▶ _TASK INPUTS_
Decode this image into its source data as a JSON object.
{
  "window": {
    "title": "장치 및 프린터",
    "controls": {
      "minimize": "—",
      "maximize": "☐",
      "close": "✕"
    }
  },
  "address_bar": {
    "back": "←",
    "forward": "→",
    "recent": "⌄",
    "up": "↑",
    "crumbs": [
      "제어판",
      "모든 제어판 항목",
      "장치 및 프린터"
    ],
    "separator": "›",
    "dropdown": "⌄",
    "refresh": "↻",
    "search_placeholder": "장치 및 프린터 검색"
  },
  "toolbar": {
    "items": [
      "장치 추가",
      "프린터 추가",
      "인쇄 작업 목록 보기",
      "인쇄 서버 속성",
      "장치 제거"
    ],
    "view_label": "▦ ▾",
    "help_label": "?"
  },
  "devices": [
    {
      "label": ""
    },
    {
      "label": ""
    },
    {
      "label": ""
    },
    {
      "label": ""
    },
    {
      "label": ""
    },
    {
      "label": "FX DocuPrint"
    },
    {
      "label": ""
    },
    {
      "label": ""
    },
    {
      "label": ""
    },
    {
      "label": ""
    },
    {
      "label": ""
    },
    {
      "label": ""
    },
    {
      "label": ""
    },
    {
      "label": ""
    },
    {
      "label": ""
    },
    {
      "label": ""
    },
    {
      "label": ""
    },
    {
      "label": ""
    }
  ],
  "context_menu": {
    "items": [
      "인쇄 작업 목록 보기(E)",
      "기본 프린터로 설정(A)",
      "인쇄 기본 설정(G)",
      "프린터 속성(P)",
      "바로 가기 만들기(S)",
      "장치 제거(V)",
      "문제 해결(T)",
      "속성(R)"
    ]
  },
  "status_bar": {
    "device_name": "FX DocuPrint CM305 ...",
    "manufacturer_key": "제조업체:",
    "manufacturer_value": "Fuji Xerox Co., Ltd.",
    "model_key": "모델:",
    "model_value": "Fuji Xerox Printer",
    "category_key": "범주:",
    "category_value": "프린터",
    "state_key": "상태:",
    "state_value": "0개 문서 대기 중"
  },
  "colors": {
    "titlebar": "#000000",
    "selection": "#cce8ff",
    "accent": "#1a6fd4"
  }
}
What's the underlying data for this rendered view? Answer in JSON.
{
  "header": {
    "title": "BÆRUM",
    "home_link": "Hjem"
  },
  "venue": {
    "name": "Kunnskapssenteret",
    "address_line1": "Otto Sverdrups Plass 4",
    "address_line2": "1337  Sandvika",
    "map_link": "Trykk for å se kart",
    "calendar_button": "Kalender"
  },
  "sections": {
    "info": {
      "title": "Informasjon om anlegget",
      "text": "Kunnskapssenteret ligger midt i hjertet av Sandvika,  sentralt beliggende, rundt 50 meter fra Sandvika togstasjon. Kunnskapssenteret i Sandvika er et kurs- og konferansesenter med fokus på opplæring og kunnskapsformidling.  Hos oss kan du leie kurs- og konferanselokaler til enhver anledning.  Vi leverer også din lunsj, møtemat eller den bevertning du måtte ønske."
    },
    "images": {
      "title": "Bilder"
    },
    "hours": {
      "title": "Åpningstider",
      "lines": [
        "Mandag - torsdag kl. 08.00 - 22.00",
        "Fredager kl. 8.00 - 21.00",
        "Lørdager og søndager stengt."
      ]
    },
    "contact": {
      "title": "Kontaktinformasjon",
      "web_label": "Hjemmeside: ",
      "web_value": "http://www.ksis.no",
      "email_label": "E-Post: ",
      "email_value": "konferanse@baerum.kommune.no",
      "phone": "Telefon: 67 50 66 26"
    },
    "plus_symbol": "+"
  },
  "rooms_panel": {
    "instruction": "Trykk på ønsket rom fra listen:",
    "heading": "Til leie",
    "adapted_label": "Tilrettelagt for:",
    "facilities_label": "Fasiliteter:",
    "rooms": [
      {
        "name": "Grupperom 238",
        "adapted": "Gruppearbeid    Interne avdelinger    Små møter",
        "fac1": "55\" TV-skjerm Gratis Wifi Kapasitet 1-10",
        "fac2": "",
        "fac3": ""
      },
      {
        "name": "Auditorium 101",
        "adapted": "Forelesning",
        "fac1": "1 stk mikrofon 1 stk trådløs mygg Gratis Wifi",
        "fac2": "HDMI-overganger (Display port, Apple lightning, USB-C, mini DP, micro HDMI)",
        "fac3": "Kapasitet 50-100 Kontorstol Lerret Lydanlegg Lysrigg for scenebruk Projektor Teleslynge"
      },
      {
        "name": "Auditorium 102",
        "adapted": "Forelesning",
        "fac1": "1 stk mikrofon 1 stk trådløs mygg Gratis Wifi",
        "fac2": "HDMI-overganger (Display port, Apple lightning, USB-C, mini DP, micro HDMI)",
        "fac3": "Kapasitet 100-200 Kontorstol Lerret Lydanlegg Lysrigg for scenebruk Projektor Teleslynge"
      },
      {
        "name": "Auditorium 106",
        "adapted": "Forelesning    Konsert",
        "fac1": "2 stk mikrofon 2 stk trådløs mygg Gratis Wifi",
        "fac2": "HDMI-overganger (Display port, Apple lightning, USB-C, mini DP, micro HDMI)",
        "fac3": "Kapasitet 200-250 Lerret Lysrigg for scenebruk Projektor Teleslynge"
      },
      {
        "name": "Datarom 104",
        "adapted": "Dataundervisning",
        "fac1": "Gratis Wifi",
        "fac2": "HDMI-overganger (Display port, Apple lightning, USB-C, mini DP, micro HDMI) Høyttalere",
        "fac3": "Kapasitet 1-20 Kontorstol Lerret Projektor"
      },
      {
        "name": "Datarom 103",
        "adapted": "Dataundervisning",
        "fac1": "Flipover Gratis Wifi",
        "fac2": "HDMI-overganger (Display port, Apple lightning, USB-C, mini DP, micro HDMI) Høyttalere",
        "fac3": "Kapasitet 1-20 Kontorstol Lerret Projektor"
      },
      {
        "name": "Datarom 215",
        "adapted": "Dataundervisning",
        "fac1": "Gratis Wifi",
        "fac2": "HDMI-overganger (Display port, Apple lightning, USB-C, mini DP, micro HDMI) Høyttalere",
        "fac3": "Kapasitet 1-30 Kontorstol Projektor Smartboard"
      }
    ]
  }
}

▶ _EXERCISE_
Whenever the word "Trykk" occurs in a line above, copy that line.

▶ _SOLVED EXERCISE_
    "map_link": "Trykk for å se kart",
    "instruction": "Trykk på ønsket rom fra listen:",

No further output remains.